**ABOUT THIS EXERCISE:**
Every entry is to be set down a second time, precisely as written.

[Element data from apps and pages]
════════════════════
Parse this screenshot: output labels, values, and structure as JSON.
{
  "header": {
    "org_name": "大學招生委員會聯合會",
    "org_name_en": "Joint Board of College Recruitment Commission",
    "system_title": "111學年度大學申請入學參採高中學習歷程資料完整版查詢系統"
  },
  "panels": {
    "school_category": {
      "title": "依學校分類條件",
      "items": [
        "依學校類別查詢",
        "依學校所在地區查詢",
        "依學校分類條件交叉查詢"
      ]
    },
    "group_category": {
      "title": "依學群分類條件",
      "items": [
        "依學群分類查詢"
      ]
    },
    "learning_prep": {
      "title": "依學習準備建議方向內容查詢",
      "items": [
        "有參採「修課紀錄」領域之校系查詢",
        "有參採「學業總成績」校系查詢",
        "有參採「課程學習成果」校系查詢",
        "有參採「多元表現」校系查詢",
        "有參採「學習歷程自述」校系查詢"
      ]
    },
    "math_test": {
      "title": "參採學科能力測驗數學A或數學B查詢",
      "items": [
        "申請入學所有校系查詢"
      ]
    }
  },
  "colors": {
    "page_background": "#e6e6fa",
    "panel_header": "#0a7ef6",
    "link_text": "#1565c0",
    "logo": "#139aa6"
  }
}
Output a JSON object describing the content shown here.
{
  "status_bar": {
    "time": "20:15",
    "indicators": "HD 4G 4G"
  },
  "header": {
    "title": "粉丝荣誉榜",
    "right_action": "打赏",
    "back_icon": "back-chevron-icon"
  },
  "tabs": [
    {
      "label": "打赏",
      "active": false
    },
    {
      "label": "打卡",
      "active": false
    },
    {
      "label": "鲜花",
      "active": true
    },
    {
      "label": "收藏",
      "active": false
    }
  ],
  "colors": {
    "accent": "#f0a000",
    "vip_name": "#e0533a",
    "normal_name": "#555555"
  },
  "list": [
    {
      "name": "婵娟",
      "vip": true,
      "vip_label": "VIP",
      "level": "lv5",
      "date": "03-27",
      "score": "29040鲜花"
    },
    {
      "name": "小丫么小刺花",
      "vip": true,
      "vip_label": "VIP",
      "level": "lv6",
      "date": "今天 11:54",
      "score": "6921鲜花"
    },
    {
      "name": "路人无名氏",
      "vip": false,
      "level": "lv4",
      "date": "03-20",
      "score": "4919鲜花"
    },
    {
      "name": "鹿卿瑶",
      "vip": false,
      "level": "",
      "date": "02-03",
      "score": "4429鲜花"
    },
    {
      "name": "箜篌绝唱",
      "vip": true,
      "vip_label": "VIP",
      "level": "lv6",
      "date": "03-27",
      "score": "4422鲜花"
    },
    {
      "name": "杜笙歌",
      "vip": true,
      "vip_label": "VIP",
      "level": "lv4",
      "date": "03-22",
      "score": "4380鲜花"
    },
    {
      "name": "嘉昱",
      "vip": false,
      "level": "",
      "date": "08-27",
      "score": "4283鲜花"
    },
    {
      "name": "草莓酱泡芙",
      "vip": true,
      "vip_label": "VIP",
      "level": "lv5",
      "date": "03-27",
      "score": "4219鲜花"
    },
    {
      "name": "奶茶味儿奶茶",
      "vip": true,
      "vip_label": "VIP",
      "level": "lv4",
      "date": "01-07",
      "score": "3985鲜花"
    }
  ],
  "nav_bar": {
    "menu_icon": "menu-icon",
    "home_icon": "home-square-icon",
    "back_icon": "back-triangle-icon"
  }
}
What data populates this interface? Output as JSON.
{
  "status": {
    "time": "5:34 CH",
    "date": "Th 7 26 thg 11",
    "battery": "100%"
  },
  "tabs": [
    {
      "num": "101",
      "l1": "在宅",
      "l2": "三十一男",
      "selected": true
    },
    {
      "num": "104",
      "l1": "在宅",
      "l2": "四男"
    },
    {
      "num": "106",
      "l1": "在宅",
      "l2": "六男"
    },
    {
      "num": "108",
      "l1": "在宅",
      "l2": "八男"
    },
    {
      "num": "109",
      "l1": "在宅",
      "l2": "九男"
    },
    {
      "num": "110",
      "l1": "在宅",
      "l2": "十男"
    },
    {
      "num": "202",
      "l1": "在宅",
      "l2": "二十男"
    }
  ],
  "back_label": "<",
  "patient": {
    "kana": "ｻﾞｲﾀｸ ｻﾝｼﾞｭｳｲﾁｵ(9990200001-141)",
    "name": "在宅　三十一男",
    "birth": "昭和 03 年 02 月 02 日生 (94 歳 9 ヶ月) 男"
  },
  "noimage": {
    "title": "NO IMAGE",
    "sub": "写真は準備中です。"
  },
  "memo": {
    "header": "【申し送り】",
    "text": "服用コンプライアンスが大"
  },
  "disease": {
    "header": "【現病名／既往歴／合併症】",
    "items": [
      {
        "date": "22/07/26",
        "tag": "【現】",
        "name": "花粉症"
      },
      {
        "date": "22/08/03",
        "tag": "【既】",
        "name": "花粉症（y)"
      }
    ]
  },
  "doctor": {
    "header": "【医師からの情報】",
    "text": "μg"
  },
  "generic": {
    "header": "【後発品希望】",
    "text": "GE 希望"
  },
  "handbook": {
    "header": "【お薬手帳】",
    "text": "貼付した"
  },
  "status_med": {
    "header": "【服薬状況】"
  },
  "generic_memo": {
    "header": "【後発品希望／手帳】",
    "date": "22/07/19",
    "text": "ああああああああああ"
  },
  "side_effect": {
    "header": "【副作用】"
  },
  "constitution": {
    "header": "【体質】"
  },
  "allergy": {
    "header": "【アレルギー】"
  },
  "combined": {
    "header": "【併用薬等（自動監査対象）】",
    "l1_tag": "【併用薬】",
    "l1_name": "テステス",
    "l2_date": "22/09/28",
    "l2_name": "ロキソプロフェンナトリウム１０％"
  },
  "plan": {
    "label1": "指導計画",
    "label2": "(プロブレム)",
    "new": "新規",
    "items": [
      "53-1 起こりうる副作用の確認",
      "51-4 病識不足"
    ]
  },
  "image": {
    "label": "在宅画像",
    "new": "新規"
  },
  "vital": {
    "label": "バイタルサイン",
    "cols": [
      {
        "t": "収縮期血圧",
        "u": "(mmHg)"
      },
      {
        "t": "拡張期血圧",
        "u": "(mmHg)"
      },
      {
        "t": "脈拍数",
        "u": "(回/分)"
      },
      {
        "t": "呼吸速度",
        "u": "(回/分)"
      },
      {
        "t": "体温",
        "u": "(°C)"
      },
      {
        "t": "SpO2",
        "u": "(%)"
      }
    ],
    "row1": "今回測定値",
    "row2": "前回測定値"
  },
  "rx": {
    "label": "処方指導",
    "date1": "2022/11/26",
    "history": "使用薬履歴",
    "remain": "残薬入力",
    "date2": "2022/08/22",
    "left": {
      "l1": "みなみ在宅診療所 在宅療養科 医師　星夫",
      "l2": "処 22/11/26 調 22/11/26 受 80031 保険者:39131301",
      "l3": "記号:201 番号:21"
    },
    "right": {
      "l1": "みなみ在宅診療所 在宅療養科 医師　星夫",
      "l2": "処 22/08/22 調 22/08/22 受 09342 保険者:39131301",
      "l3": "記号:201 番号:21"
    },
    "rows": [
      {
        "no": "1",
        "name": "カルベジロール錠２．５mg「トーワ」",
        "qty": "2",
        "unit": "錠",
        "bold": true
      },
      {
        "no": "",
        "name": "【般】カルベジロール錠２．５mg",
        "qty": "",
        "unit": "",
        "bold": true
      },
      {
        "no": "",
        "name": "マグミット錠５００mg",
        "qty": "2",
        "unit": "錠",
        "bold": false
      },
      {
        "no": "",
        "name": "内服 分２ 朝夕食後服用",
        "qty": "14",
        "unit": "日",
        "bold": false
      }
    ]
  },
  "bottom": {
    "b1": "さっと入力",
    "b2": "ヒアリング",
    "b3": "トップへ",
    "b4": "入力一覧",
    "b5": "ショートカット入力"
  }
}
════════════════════
**SOLUTION TO THIS TASK:**
Parse this screenshot: output labels, values, and structure as JSON.
{
  "header": {
    "org_name": "大學招生委員會聯合會",
    "org_name_en": "Joint Board of College Recruitment Commission",
    "system_title": "111學年度大學申請入學參採高中學習歷程資料完整版查詢系統"
  },
  "panels": {
    "school_category": {
      "title": "依學校分類條件",
      "items": [
        "依學校類別查詢",
        "依學校所在地區查詢",
        "依學校分類條件交叉查詢"
      ]
    },
    "group_category": {
      "title": "依學群分類條件",
      "items": [
        "依學群分類查詢"
      ]
    },
    "learning_prep": {
      "title": "依學習準備建議方向內容查詢",
      "items": [
        "有參採「修課紀錄」領域之校系查詢",
        "有參採「學業總成績」校系查詢",
        "有參採「課程學習成果」校系查詢",
        "有參採「多元表現」校系查詢",
        "有參採「學習歷程自述」校系查詢"
      ]
    },
    "math_test": {
      "title": "參採學科能力測驗數學A或數學B查詢",
      "items": [
        "申請入學所有校系查詢"
      ]
    }
  },
  "colors": {
    "page_background": "#e6e6fa",
    "panel_header": "#0a7ef6",
    "link_text": "#1565c0",
    "logo": "#139aa6"
  }
}
Output a JSON object describing the content shown here.
{
  "status_bar": {
    "time": "20:15",
    "indicators": "HD 4G 4G"
  },
  "header": {
    "title": "粉丝荣誉榜",
    "right_action": "打赏",
    "back_icon": "back-chevron-icon"
  },
  "tabs": [
    {
      "label": "打赏",
      "active": false
    },
    {
      "label": "打卡",
      "active": false
    },
    {
      "label": "鲜花",
      "active": true
    },
    {
      "label": "收藏",
      "active": false
    }
  ],
  "colors": {
    "accent": "#f0a000",
    "vip_name": "#e0533a",
    "normal_name": "#555555"
  },
  "list": [
    {
      "name": "婵娟",
      "vip": true,
      "vip_label": "VIP",
      "level": "lv5",
      "date": "03-27",
      "score": "29040鲜花"
    },
    {
      "name": "小丫么小刺花",
      "vip": true,
      "vip_label": "VIP",
      "level": "lv6",
      "date": "今天 11:54",
      "score": "6921鲜花"
    },
    {
      "name": "路人无名氏",
      "vip": false,
      "level": "lv4",
      "date": "03-20",
      "score": "4919鲜花"
    },
    {
      "name": "鹿卿瑶",
      "vip": false,
      "level": "",
      "date": "02-03",
      "score": "4429鲜花"
    },
    {
      "name": "箜篌绝唱",
      "vip": true,
      "vip_label": "VIP",
      "level": "lv6",
      "date": "03-27",
      "score": "4422鲜花"
    },
    {
      "name": "杜笙歌",
      "vip": true,
      "vip_label": "VIP",
      "level": "lv4",
      "date": "03-22",
      "score": "4380鲜花"
    },
    {
      "name": "嘉昱",
      "vip": false,
      "level": "",
      "date": "08-27",
      "score": "4283鲜花"
    },
    {
      "name": "草莓酱泡芙",
      "vip": true,
      "vip_label": "VIP",
      "level": "lv5",
      "date": "03-27",
      "score": "4219鲜花"
    },
    {
      "name": "奶茶味儿奶茶",
      "vip": true,
      "vip_label": "VIP",
      "level": "lv4",
      "date": "01-07",
      "score": "3985鲜花"
    }
  ],
  "nav_bar": {
    "menu_icon": "menu-icon",
    "home_icon": "home-square-icon",
    "back_icon": "back-triangle-icon"
  }
}
What data populates this interface? Output as JSON.
{
  "status": {
    "time": "5:34 CH",
    "date": "Th 7 26 thg 11",
    "battery": "100%"
  },
  "tabs": [
    {
      "num": "101",
      "l1": "在宅",
      "l2": "三十一男",
      "selected": true
    },
    {
      "num": "104",
      "l1": "在宅",
      "l2": "四男"
    },
    {
      "num": "106",
      "l1": "在宅",
      "l2": "六男"
    },
    {
      "num": "108",
      "l1": "在宅",
      "l2": "八男"
    },
    {
      "num": "109",
      "l1": "在宅",
      "l2": "九男"
    },
    {
      "num": "110",
      "l1": "在宅",
      "l2": "十男"
    },
    {
      "num": "202",
      "l1": "在宅",
      "l2": "二十男"
    }
  ],
  "back_label": "<",
  "patient": {
    "kana": "ｻﾞｲﾀｸ ｻﾝｼﾞｭｳｲﾁｵ(9990200001-141)",
    "name": "在宅　三十一男",
    "birth": "昭和 03 年 02 月 02 日生 (94 歳 9 ヶ月) 男"
  },
  "noimage": {
    "title": "NO IMAGE",
    "sub": "写真は準備中です。"
  },
  "memo": {
    "header": "【申し送り】",
    "text": "服用コンプライアンスが大"
  },
  "disease": {
    "header": "【現病名／既往歴／合併症】",
    "items": [
      {
        "date": "22/07/26",
        "tag": "【現】",
        "name": "花粉症"
      },
      {
        "date": "22/08/03",
        "tag": "【既】",
        "name": "花粉症（y)"
      }
    ]
  },
  "doctor": {
    "header": "【医師からの情報】",
    "text": "μg"
  },
  "generic": {
    "header": "【後発品希望】",
    "text": "GE 希望"
  },
  "handbook": {
    "header": "【お薬手帳】",
    "text": "貼付した"
  },
  "status_med": {
    "header": "【服薬状況】"
  },
  "generic_memo": {
    "header": "【後発品希望／手帳】",
    "date": "22/07/19",
    "text": "ああああああああああ"
  },
  "side_effect": {
    "header": "【副作用】"
  },
  "constitution": {
    "header": "【体質】"
  },
  "allergy": {
    "header": "【アレルギー】"
  },
  "combined": {
    "header": "【併用薬等（自動監査対象）】",
    "l1_tag": "【併用薬】",
    "l1_name": "テステス",
    "l2_date": "22/09/28",
    "l2_name": "ロキソプロフェンナトリウム１０％"
  },
  "plan": {
    "label1": "指導計画",
    "label2": "(プロブレム)",
    "new": "新規",
    "items": [
      "53-1 起こりうる副作用の確認",
      "51-4 病識不足"
    ]
  },
  "image": {
    "label": "在宅画像",
    "new": "新規"
  },
  "vital": {
    "label": "バイタルサイン",
    "cols": [
      {
        "t": "収縮期血圧",
        "u": "(mmHg)"
      },
      {
        "t": "拡張期血圧",
        "u": "(mmHg)"
      },
      {
        "t": "脈拍数",
        "u": "(回/分)"
      },
      {
        "t": "呼吸速度",
        "u": "(回/分)"
      },
      {
        "t": "体温",
        "u": "(°C)"
      },
      {
        "t": "SpO2",
        "u": "(%)"
      }
    ],
    "row1": "今回測定値",
    "row2": "前回測定値"
  },
  "rx": {
    "label": "処方指導",
    "date1": "2022/11/26",
    "history": "使用薬履歴",
    "remain": "残薬入力",
    "date2": "2022/08/22",
    "left": {
      "l1": "みなみ在宅診療所 在宅療養科 医師　星夫",
      "l2": "処 22/11/26 調 22/11/26 受 80031 保険者:39131301",
      "l3": "記号:201 番号:21"
    },
    "right": {
      "l1": "みなみ在宅診療所 在宅療養科 医師　星夫",
      "l2": "処 22/08/22 調 22/08/22 受 09342 保険者:39131301",
      "l3": "記号:201 番号:21"
    },
    "rows": [
      {
        "no": "1",
        "name": "カルベジロール錠２．５mg「トーワ」",
        "qty": "2",
        "unit": "錠",
        "bold": true
      },
      {
        "no": "",
        "name": "【般】カルベジロール錠２．５mg",
        "qty": "",
        "unit": "",
        "bold": true
      },
      {
        "no": "",
        "name": "マグミット錠５００mg",
        "qty": "2",
        "unit": "錠",
        "bold": false
      },
      {
        "no": "",
        "name": "内服 分２ 朝夕食後服用",
        "qty": "14",
        "unit": "日",
        "bold": false
      }
    ]
  },
  "bottom": {
    "b1": "さっと入力",
    "b2": "ヒアリング",
    "b3": "トップへ",
    "b4": "入力一覧",
    "b5": "ショートカット入力"
  }
}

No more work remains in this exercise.